Ester Marsh column: How to pick yourself back up after a loss

Published 12:00 am Monday, June 5, 2017

Many people know about this but some do not, so I will share as it might help others.

I am a huge horse lover and had two of my own. Each of them are so special but you always have that one pet that touches your heart just a tad more. Well, my horse Beau was one of those animals. He just knew how to crawl into that heart of mine and anyone else he met.

He had a rough first year of life. He was neglected and starved. My dear friend’s barn picked him and another horse back up because they neglected and didn’t feed both horses.

I took care of Beau for a year before he became mine and he turned into this 17-hand beautiful, huge big bay horse (brown hair and black manes and tail). He turned 12 on Feb. 1 of this year and was in the prime of his life. Here is the part I want our readers to know — I didn’t know that wilted leaves of a red maple tree are poisonous to a horse. Most horses won’t touch it, as my other horse didn’t, but with this weather and the way it has been, many trees and limbs have come down, and Beau, who was starved his first year of life, will eat about anything.

And he ate the wilted red maple leaves. By the time they show signs (not being themselves, lying down, not eating like usual, etc) they typically have 12-24 hours before they die. My vet Jimmy Reber has been awesome for my horses. When he looked at Beau and he took blood and vitals, he asked if I had trees or limbs down and if any could be red maple. I don’t know my trees very well, but I told him that we did, and that some have come down. So horse owners, if you aren’t familiar with red maples, take the time to see what one looks like. The leaves won’t turn red until fall so it almost looks like just any other maple tree.

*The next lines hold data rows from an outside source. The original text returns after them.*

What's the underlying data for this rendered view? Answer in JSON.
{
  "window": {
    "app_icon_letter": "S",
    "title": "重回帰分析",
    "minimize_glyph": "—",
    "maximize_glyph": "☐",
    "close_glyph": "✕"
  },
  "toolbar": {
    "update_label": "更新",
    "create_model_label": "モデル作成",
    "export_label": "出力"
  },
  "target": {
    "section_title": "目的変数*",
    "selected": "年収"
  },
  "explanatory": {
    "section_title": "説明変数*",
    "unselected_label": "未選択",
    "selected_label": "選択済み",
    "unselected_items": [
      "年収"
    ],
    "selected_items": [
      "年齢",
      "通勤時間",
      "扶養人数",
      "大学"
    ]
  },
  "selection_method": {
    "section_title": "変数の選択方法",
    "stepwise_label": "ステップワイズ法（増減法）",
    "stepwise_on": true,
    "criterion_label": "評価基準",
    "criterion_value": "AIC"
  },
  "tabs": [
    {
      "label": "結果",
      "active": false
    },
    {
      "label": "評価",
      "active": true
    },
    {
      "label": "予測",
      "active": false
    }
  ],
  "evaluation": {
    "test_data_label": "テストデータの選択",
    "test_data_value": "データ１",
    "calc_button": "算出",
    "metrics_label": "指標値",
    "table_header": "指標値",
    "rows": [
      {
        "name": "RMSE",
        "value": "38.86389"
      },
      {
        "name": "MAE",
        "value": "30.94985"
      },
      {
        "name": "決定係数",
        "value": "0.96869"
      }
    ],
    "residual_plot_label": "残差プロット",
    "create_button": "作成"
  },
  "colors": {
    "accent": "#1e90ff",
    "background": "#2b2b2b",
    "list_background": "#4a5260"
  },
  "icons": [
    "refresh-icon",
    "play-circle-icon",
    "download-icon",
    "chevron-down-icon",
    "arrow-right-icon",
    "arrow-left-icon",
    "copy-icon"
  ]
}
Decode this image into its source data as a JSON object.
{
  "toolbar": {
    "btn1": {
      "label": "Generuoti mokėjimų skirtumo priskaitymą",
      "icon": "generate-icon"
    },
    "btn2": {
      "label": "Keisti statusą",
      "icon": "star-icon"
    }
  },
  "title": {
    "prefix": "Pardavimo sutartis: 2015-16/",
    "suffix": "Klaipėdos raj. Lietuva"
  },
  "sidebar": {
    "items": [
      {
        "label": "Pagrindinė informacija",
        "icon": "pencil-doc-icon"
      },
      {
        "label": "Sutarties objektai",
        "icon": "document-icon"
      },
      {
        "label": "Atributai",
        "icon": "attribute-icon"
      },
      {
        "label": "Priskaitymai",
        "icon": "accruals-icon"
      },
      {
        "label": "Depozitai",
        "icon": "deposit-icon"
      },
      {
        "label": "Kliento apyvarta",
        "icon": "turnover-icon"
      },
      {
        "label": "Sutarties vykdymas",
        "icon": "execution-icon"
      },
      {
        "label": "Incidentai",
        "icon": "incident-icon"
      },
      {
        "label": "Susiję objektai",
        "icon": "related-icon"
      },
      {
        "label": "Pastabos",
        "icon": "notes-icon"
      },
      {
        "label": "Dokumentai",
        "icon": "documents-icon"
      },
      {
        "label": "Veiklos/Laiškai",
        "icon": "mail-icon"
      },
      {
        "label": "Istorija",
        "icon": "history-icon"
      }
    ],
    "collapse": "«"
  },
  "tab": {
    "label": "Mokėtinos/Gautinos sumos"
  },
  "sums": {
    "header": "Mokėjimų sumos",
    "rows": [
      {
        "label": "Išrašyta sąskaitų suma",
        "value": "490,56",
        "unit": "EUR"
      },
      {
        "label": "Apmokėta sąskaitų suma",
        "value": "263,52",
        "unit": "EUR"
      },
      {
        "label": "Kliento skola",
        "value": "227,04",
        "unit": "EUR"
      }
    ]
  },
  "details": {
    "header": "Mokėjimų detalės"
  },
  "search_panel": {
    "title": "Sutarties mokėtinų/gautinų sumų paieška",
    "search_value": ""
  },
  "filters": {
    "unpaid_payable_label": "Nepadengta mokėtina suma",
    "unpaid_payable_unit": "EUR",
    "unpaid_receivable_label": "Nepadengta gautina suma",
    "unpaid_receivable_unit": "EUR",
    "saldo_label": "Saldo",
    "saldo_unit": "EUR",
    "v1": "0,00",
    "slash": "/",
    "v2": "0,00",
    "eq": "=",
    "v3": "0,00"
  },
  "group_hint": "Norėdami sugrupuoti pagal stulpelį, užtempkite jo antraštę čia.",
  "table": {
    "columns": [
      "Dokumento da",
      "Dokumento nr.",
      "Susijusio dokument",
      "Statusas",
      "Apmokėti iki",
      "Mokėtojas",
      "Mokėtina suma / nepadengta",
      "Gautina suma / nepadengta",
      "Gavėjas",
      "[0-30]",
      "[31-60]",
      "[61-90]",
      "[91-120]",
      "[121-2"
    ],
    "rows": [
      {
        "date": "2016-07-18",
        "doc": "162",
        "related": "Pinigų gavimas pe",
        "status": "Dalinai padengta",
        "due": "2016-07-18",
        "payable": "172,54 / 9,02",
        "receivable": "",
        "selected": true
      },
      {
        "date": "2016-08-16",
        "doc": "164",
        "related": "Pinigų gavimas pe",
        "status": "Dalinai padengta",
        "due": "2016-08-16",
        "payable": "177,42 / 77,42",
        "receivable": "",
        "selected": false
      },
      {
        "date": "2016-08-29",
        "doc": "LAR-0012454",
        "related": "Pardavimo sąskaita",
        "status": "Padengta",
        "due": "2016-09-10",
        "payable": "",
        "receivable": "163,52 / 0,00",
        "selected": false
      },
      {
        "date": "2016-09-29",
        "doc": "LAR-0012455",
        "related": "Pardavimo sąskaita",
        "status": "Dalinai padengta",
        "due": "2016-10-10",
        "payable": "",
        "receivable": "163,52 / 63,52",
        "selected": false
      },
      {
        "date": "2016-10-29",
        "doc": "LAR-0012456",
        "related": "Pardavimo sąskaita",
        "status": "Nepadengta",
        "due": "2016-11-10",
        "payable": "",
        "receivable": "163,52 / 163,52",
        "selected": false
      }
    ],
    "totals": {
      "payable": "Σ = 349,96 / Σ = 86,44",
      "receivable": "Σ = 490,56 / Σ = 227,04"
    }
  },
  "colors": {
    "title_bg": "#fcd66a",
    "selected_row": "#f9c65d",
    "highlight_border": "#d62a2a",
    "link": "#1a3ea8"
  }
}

Beau fought a great fight, lived longer than any other horse would, beating the 12-24 hours numerous times, as my vet, my dear friends and I kept working on him. He was my baby. He would perk up when he saw me and continue to fight to live until he finally showed so many signs that his organs were shutting down that we stopped his suffering. I am one tough cookie, but when it comes to my animals, I am putty. Especially my Beau. As people know, I wear my emotions where everyone sees them and 99 percent of the time I am very happy and feel fortunate to be alive. I am so lucky to have all of my immediate family members, so I have not dealt with too much loss in my life. I have numerous friends who have dealt with so much worse than I have with my horse and I admire each one of them how they get the strength to move on.

When I have asked them in the past, it’s faith that gets most people through the rough times. I know it has for me. So many times there are just no answers why its happening, sometimes it just does. After I emotionally take a hit, I fall very deep but then I climb up pretty fast. One of the things which has helped me deal with my loss of “just” a pet, is to spread the word that wilted red maple leaves are deadly to your horse. Other ways can be writing poems or stories about your loved ones or beloved pets. I started painting and my soul started healing while painting a beautiful picture of him and me. Riding my other horse, smelling nature and just appreciating life and all its offerings. My loss this past week is nothing compared to the losses many people face each day. With each loss, I hope you find purpose, maybe even understanding and most of all faith. There is a plan for each one of us whether two or four legged, and when we accept the “Circle of Life,” our healing can begin.

My Beau, My Heart — Feb. 1, 2005- June 1, 2017

Ester, lover of animals.